Trevor Cobbold, Convenor of Save Our Schools has published a detailed analysis of almost 30 academic studies, finding that public, private and Catholic schools produce the same results when comparing children from similar SES backgrounds. Interestingly, Mr Cobbold noted that public school students do better at university than their private school peers who have been cosseted with private tutors, better school resources and infrastructure.
This is heartening news for parents of public school children and their teachers. Despite being under-resourced, our teachers are doing a great job. Imagine what they could do if all schools were funded to meet the minimum resource standard, and disadvantaged children were supported to succeed.
Other research backs up Mr Cobbold’s analysis. The University of Queensland’s Faculty of Health and Behavioural Sciences has recently released its findings in the largest longitudinal study in Australian history – 4000 primary school students have been tracked from the age of four to ten. It has looked at NAPLAN results, variations on IQ tests and other outcomes such as how they interact with peers.
The report found that it is not attending a public or private school that makes the difference in a child’s school performance. Other factors are more important: the background of the child’s family – income, social circles, the number of people who had completed high school in their neighbourhood, their parents’ educational attainment – or health factors such as the weight of a baby at birth. Most importantly, the study found that children in families with more books at home have consistently higher test scores.
On the surface, it appears that public schools are surviving on the present funding.
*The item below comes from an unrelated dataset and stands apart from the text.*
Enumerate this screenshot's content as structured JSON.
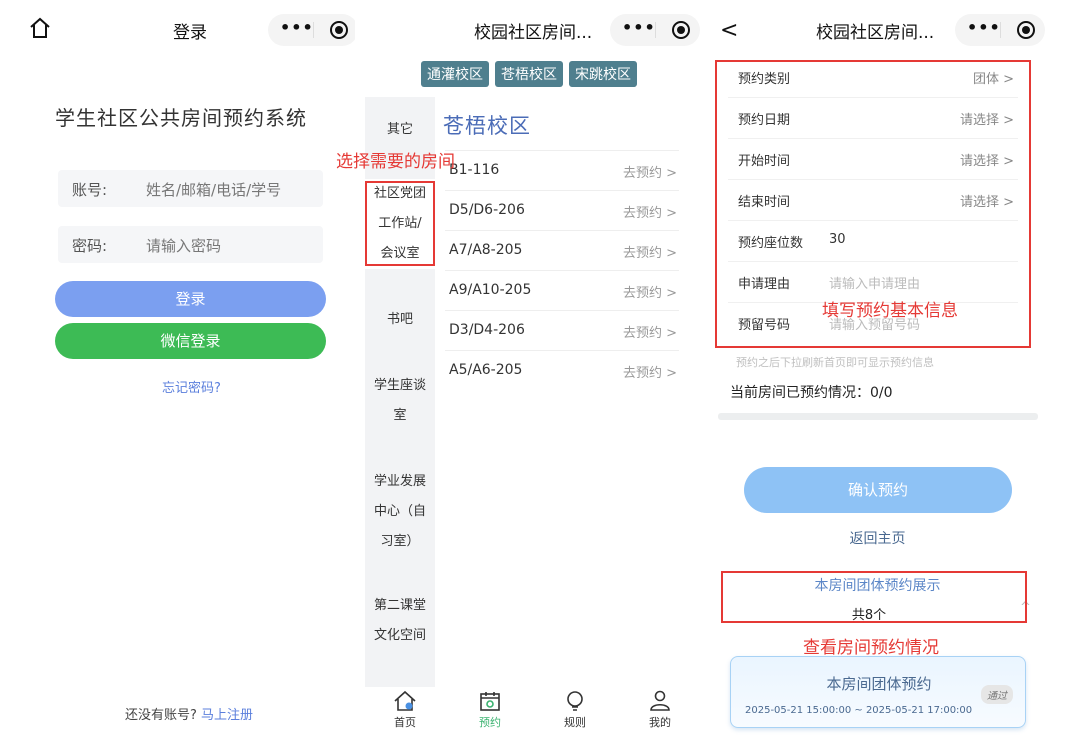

But in fact this research backs up that of Chris Bonnor and Bernie Shepherd – that disadvantaged students, regardless of which school system they are in, do not do as well as their higher SES peers, and there is an ongoing decline in their performance because adequate school funding for disadvantage has not reached them.
Although there is a direct relationship between socio-economic disadvantage and low academic performance, failure is not inevitable. With the right support and attention to their individual needs at school, disadvantaged children can succeed.
Needs-based and ‘sector-blind’ funding would ensure that every child, regardless of background, would be given the chance to succeed at school; children who start school behind others would receive the extra support needed to gain skills and experiences they missed out on at home.
Public schools who teach 80% of disadvantaged children should receive priority in funding.
Governments should make funding and policy decisions based on research and evidence, not ideology.
Chairperson of Broulee Public School P&C Gonski Sub-Committee
This article was originally published published in the NSW P&C Federation Journal of Term 3, 2015.